● **Exercise data**
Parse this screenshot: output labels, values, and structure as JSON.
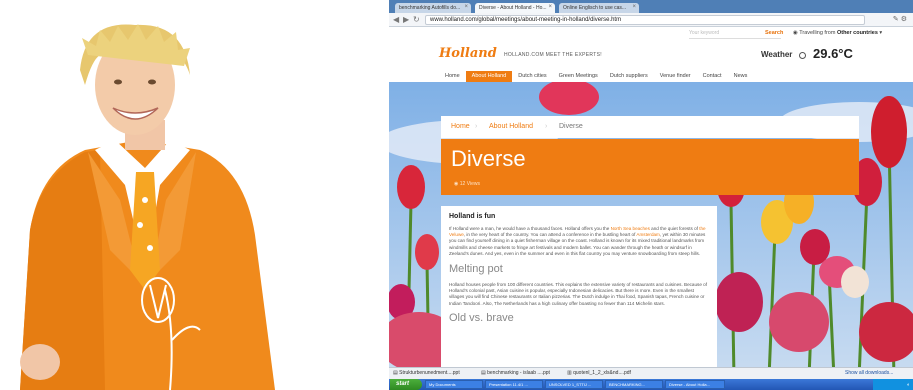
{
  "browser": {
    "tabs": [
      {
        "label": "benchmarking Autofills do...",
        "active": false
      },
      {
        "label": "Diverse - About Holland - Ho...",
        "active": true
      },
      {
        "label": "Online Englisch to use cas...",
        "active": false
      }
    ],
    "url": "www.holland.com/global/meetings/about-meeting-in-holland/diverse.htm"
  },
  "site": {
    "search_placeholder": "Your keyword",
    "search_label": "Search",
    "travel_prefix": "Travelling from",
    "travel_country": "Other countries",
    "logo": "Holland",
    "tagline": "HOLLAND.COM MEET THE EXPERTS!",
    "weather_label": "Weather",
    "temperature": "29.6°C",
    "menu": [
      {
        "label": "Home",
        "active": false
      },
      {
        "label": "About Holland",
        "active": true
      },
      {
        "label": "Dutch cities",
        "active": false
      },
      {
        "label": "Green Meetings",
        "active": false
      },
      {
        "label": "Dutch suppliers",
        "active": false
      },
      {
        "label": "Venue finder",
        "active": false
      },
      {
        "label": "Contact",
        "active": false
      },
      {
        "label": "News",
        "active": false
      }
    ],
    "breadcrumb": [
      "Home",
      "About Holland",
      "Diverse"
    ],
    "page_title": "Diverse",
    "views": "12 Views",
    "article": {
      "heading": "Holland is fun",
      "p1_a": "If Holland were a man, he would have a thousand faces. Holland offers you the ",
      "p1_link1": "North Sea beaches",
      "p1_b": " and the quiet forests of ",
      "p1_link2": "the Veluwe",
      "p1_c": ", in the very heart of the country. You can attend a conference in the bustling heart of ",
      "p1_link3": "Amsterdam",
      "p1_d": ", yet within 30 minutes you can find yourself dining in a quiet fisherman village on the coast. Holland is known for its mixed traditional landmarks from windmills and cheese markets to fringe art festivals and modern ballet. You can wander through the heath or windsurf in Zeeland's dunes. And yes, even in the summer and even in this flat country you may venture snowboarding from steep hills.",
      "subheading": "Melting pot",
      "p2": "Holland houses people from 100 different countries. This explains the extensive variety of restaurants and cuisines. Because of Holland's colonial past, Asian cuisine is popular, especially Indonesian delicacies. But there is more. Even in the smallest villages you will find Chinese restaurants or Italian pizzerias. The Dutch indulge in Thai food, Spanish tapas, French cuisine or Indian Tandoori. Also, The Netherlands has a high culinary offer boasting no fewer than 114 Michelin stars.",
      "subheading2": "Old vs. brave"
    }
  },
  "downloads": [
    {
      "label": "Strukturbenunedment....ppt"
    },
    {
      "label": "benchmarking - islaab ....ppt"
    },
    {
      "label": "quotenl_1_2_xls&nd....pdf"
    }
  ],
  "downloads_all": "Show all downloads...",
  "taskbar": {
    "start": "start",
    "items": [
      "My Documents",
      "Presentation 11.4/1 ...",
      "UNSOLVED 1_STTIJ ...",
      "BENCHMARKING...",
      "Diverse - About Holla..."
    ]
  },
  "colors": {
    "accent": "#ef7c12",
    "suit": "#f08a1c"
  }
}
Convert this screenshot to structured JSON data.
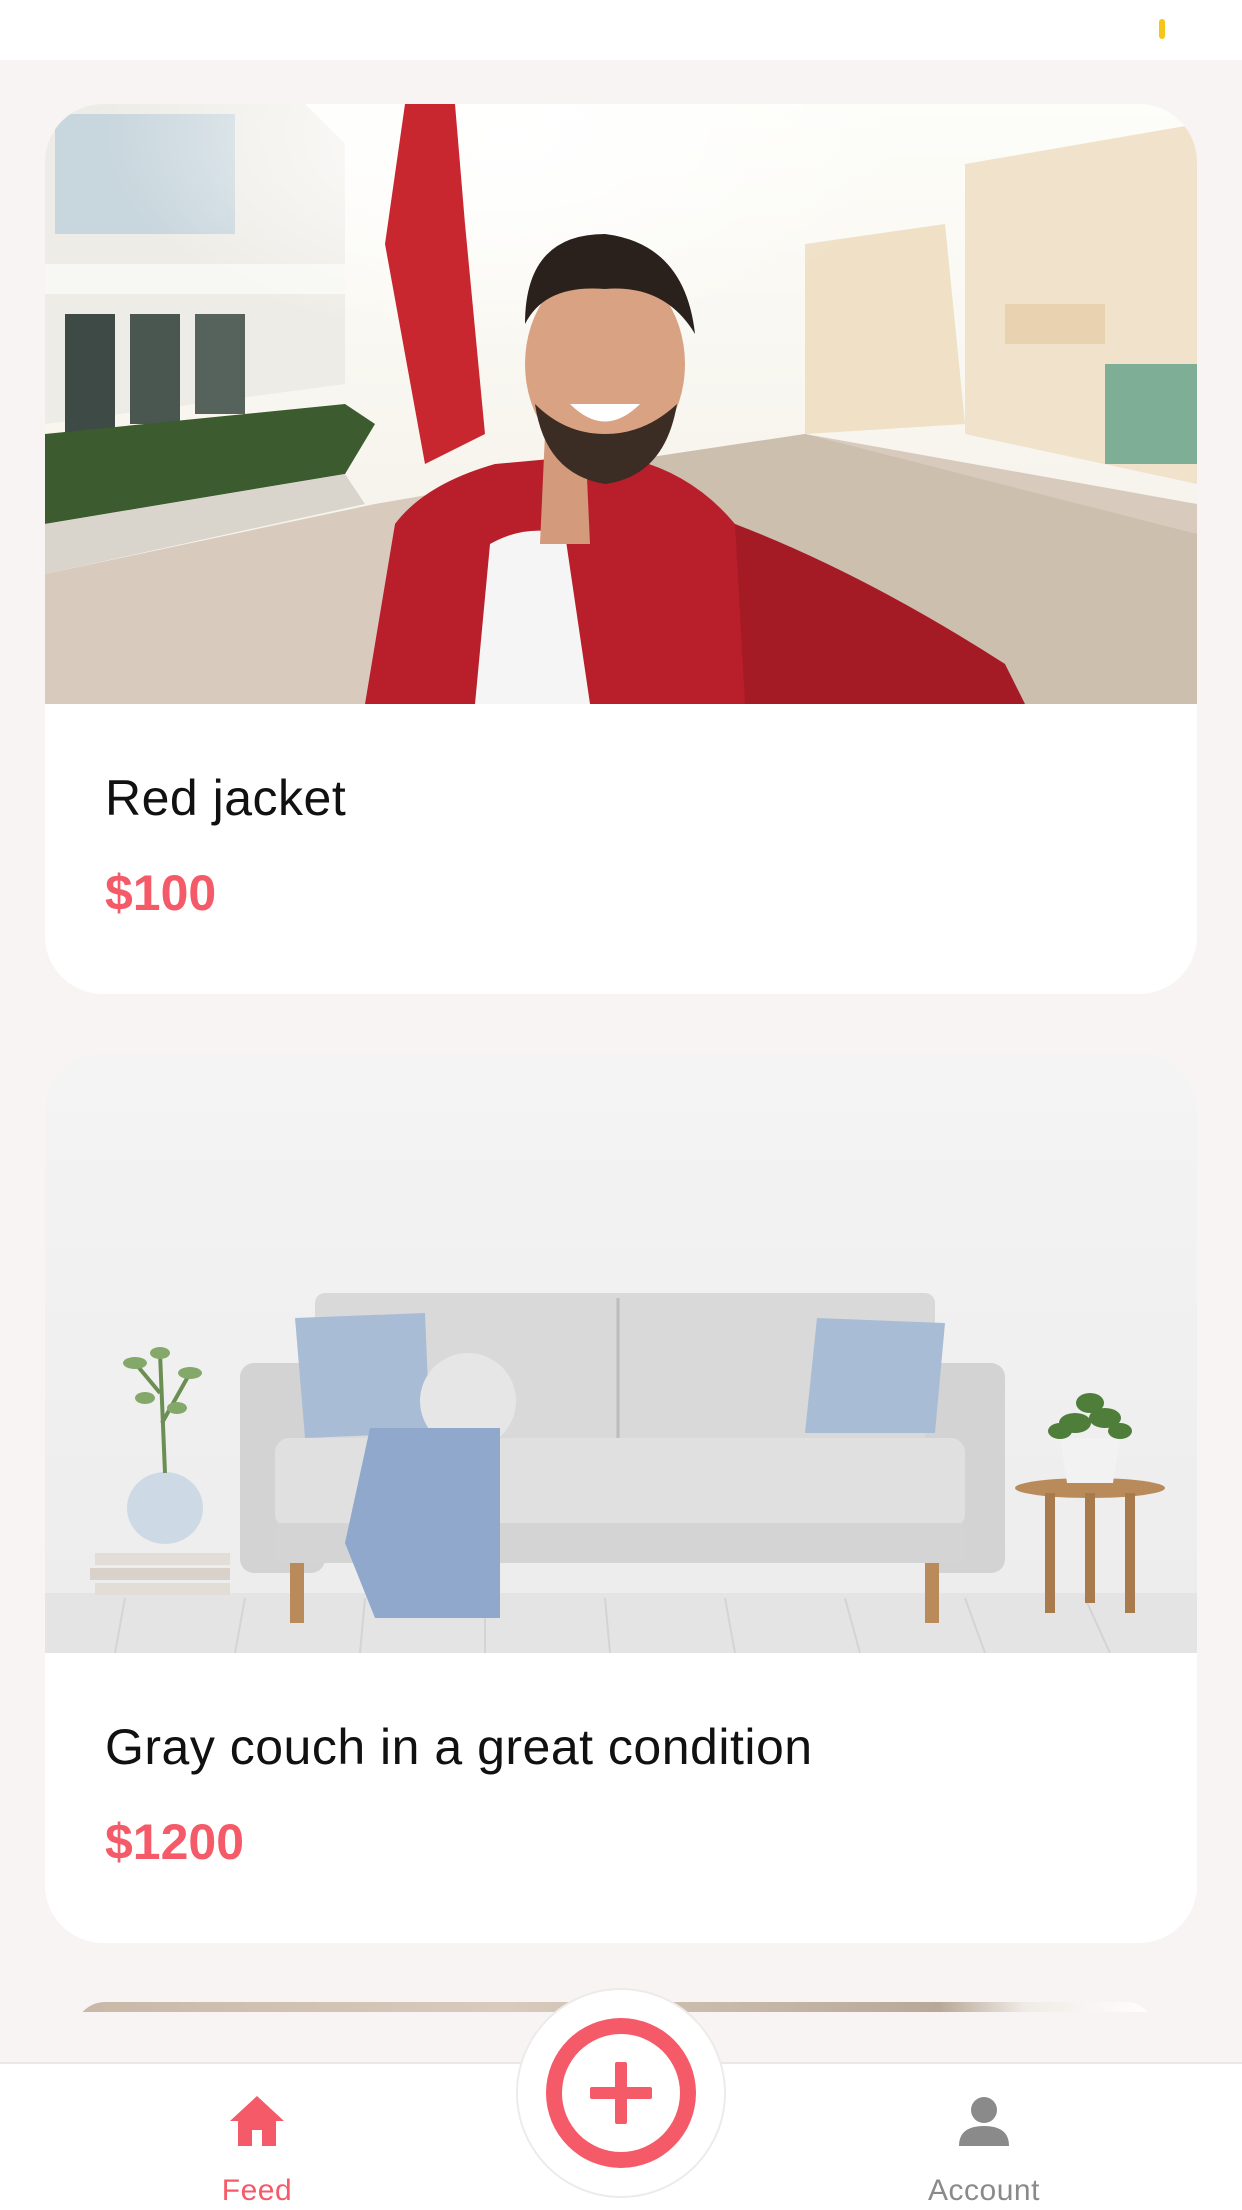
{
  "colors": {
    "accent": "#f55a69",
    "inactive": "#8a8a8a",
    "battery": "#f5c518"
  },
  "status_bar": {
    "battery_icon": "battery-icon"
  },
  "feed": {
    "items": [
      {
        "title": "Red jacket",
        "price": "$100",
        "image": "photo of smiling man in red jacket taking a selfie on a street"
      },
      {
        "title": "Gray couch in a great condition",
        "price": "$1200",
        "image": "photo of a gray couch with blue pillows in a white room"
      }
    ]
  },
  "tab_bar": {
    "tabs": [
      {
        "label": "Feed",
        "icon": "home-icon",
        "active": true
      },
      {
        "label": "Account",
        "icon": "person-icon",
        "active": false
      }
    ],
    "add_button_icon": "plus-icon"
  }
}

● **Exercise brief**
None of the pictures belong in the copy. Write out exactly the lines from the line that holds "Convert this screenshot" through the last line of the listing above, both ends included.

● **Result of this task**
Convert this screenshot to structured JSON data.
{
  "colors": {
    "accent": "#f55a69",
    "inactive": "#8a8a8a",
    "battery": "#f5c518"
  },
  "status_bar": {
    "battery_icon": "battery-icon"
  },
  "feed": {
    "items": [
      {
        "title": "Red jacket",
        "price": "$100",
        "image": "photo of smiling man in red jacket taking a selfie on a street"
      },
      {
        "title": "Gray couch in a great condition",
        "price": "$1200",
        "image": "photo of a gray couch with blue pillows in a white room"
      }
    ]
  },
  "tab_bar": {
    "tabs": [
      {
        "label": "Feed",
        "icon": "home-icon",
        "active": true
      },
      {
        "label": "Account",
        "icon": "person-icon",
        "active": false
      }
    ],
    "add_button_icon": "plus-icon"
  }
}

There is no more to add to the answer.